===== Excerpted records =====
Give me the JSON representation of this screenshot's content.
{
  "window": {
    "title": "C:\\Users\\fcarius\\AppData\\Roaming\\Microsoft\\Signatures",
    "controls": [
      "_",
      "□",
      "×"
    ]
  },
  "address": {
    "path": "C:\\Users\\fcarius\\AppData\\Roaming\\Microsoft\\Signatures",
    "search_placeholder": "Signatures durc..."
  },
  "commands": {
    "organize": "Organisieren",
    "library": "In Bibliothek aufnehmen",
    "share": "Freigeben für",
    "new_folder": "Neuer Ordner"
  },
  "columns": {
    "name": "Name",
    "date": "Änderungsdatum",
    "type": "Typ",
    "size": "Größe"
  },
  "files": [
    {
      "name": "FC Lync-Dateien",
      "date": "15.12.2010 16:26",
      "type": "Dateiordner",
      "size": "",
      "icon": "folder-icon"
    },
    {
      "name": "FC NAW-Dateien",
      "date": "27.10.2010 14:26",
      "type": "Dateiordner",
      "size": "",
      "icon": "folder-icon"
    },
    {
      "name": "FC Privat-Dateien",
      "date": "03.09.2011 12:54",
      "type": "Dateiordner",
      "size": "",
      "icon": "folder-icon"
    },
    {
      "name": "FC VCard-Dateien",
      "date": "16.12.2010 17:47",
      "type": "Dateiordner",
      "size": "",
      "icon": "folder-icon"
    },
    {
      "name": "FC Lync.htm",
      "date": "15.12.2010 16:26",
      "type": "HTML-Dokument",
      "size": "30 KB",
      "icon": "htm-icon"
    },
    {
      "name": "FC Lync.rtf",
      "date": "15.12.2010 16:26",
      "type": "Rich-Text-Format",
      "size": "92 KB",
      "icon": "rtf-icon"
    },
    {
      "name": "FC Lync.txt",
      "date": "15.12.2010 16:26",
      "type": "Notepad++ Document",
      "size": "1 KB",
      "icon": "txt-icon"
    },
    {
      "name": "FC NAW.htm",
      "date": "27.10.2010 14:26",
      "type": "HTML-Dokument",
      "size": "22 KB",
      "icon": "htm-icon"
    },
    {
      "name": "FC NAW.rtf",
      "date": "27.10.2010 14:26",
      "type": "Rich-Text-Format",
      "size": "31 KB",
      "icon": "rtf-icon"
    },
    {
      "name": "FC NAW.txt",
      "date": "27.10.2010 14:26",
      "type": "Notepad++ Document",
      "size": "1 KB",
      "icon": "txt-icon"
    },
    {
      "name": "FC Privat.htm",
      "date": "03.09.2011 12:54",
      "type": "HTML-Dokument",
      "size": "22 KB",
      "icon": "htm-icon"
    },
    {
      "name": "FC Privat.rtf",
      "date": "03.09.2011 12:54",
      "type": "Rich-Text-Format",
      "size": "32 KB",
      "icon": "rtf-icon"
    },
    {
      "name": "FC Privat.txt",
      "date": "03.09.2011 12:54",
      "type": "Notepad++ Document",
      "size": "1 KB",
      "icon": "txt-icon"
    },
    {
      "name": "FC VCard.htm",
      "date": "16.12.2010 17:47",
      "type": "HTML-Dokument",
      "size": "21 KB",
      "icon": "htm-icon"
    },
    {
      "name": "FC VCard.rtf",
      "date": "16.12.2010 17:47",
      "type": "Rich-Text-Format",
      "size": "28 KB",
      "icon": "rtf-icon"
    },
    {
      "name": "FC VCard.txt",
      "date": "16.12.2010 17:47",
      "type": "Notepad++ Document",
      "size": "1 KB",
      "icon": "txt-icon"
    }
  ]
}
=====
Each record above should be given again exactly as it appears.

Give me the JSON representation of this screenshot's content.
{
  "window": {
    "title": "C:\\Users\\fcarius\\AppData\\Roaming\\Microsoft\\Signatures",
    "controls": [
      "_",
      "□",
      "×"
    ]
  },
  "address": {
    "path": "C:\\Users\\fcarius\\AppData\\Roaming\\Microsoft\\Signatures",
    "search_placeholder": "Signatures durc..."
  },
  "commands": {
    "organize": "Organisieren",
    "library": "In Bibliothek aufnehmen",
    "share": "Freigeben für",
    "new_folder": "Neuer Ordner"
  },
  "columns": {
    "name": "Name",
    "date": "Änderungsdatum",
    "type": "Typ",
    "size": "Größe"
  },
  "files": [
    {
      "name": "FC Lync-Dateien",
      "date": "15.12.2010 16:26",
      "type": "Dateiordner",
      "size": "",
      "icon": "folder-icon"
    },
    {
      "name": "FC NAW-Dateien",
      "date": "27.10.2010 14:26",
      "type": "Dateiordner",
      "size": "",
      "icon": "folder-icon"
    },
    {
      "name": "FC Privat-Dateien",
      "date": "03.09.2011 12:54",
      "type": "Dateiordner",
      "size": "",
      "icon": "folder-icon"
    },
    {
      "name": "FC VCard-Dateien",
      "date": "16.12.2010 17:47",
      "type": "Dateiordner",
      "size": "",
      "icon": "folder-icon"
    },
    {
      "name": "FC Lync.htm",
      "date": "15.12.2010 16:26",
      "type": "HTML-Dokument",
      "size": "30 KB",
      "icon": "htm-icon"
    },
    {
      "name": "FC Lync.rtf",
      "date": "15.12.2010 16:26",
      "type": "Rich-Text-Format",
      "size": "92 KB",
      "icon": "rtf-icon"
    },
    {
      "name": "FC Lync.txt",
      "date": "15.12.2010 16:26",
      "type": "Notepad++ Document",
      "size": "1 KB",
      "icon": "txt-icon"
    },
    {
      "name": "FC NAW.htm",
      "date": "27.10.2010 14:26",
      "type": "HTML-Dokument",
      "size": "22 KB",
      "icon": "htm-icon"
    },
    {
      "name": "FC NAW.rtf",
      "date": "27.10.2010 14:26",
      "type": "Rich-Text-Format",
      "size": "31 KB",
      "icon": "rtf-icon"
    },
    {
      "name": "FC NAW.txt",
      "date": "27.10.2010 14:26",
      "type": "Notepad++ Document",
      "size": "1 KB",
      "icon": "txt-icon"
    },
    {
      "name": "FC Privat.htm",
      "date": "03.09.2011 12:54",
      "type": "HTML-Dokument",
      "size": "22 KB",
      "icon": "htm-icon"
    },
    {
      "name": "FC Privat.rtf",
      "date": "03.09.2011 12:54",
      "type": "Rich-Text-Format",
      "size": "32 KB",
      "icon": "rtf-icon"
    },
    {
      "name": "FC Privat.txt",
      "date": "03.09.2011 12:54",
      "type": "Notepad++ Document",
      "size": "1 KB",
      "icon": "txt-icon"
    },
    {
      "name": "FC VCard.htm",
      "date": "16.12.2010 17:47",
      "type": "HTML-Dokument",
      "size": "21 KB",
      "icon": "htm-icon"
    },
    {
      "name": "FC VCard.rtf",
      "date": "16.12.2010 17:47",
      "type": "Rich-Text-Format",
      "size": "28 KB",
      "icon": "rtf-icon"
    },
    {
      "name": "FC VCard.txt",
      "date": "16.12.2010 17:47",
      "type": "Notepad++ Document",
      "size": "1 KB",
      "icon": "txt-icon"
    }
  ]
}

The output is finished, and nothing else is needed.